“While the revenues from this deal will go directly to the airport, Allegheny County taxpayers benefit, too,” Fitzgerald said in a statement touting the deal's potential to lower airline costs and boost business in the neighboring suburbs. “With this type of investment, there will be even more growth of good, family-sustaining jobs in our community.”
Anti-drilling activist Mel Packer criticized county leaders for their estimates of the deal's payout to the airport. Fitzgerald said last month that the deal would net $4 million to $6 million a year in royalties from gas production. Two weeks later, he said more thorough estimates showed likely income of more than $22 million a year for 20 years.
“All you have to do is look at any business page to see that $500 million figure is an absolute lie,” Packer said, noting how a glut of gas has led to low commodity prices, an industry slowdown and long-term questions about when the price of gas will rise again.
Democrats James Burn Jr. of Millvale, Barbara Daly Danko of Regent Square, Amanda Green Hawkins of Stanton Heights and William Russell Robinson of the Hill District voted against the lease, citing concerns about environmental risks, who would get the jobs and whether the county got the best deal possible.
Republican Heather S. Heidelbaugh of Mt. Lebanon abstained to avoid a conflict of interest because her law firm does work for Consol, she said.
Timothy Puko is a staff writer for Trib Total Media. He can be reached at 412-320-7991 or email@example.com.
Show commenting policy
TribLive commenting policy
You are solely responsible for your comments and by using TribLive.com you agree to our Terms of Service.
We moderate comments. Our goal is to provide substantive commentary for a general readership. By screening submissions, we provide a space where readers can share intelligent and informed commentary that enhances the quality of our news and information.
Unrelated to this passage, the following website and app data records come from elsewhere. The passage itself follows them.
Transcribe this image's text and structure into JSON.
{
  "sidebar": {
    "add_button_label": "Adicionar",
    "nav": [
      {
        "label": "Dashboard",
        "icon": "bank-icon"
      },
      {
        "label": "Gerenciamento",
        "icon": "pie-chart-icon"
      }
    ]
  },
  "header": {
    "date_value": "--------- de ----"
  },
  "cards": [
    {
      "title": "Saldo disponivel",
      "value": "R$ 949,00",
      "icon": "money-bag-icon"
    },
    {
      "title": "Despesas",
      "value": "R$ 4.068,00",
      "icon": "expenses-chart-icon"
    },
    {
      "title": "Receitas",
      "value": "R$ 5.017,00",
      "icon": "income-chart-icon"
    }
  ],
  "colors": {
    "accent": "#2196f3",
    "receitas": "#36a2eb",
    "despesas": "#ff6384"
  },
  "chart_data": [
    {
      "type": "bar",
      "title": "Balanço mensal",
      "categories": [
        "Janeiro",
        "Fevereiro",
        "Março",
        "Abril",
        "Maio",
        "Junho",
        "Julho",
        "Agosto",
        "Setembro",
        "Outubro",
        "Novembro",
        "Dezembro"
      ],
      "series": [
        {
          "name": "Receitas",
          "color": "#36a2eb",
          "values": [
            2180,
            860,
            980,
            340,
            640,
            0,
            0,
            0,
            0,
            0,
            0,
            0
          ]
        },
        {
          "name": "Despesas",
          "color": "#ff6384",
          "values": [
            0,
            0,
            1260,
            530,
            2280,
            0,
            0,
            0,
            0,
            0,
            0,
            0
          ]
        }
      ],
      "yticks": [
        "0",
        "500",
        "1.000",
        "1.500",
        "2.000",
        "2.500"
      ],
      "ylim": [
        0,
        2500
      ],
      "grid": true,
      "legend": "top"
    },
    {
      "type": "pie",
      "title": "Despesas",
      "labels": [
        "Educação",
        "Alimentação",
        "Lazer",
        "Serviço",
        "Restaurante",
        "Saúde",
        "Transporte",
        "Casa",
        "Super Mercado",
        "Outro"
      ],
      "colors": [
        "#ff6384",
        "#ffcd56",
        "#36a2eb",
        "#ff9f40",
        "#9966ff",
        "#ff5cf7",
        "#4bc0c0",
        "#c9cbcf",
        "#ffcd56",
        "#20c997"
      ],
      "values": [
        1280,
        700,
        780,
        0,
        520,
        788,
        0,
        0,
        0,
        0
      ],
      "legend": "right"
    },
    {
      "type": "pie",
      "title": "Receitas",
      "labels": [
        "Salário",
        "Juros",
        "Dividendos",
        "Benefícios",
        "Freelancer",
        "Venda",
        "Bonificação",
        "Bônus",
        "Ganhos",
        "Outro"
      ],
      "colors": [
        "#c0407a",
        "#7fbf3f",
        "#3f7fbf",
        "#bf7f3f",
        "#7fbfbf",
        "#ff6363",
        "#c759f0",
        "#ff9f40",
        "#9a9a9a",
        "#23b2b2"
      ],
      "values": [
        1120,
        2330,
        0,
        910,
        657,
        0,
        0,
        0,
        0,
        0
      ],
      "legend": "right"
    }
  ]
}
While most comments will be posted if they are on-topic and not abusive, moderating decisions are subjective. We will make them as carefully and consistently as we can. Because of the volume of reader comments, we cannot review individual moderation decisions with readers.
We value thoughtful comments representing a range of views that make their point quickly and politely. We make an effort to protect discussions from repeated comments either by the same reader or different readers.
We follow the same standards for taste as the daily newspaper. A few things we won't tolerate: personal attacks, obscenity, vulgarity, profanity (including expletives and letters followed by dashes), commercial promotion, impersonations, incoherence, proselytizing and SHOUTING. Don't include URLs to Web sites.
We do not edit comments. They are either approved or deleted. We reserve the right to edit a comment that is quoted or excerpted in an article. In this case, we may fix spelling and punctuation.
We welcome strong opinions and criticism of our work, but we don't want comments to become bogged down with discussions of our policies and we will moderate accordingly.
We appreciate it when readers and people quoted in articles or blog posts point out errors of fact or emphasis and will investigate all assertions. But these suggestions should be sent via e-mail. To avoid distracting other readers, we won't publish comments that suggest a correction. Instead, corrections will be made in a blog post or in an article.
- Penguins confident Pouliot will be healthy, ready for camp
- Former longtime Steelers publicist Kiely dies
- FSU star QB Winston working to improve on, off field
- Penn State football team savors cultural experience
- Ukraine conflict, disappointing earnings reports weigh on stocks
- Facebook fans fancy ‘I’m So Greensburg’
- Trio holds up Penn couple at gunpoint in home
- Judge reaffirms Texas’ ‘Robin Hood’ system of school funding unconstitutional
- Pirates’ Cole growing in 1st full season
- AFL-CIO’s Trumka urges action to push the political left to polls
- Not enough primary-care doctors? Try Missouri’s plan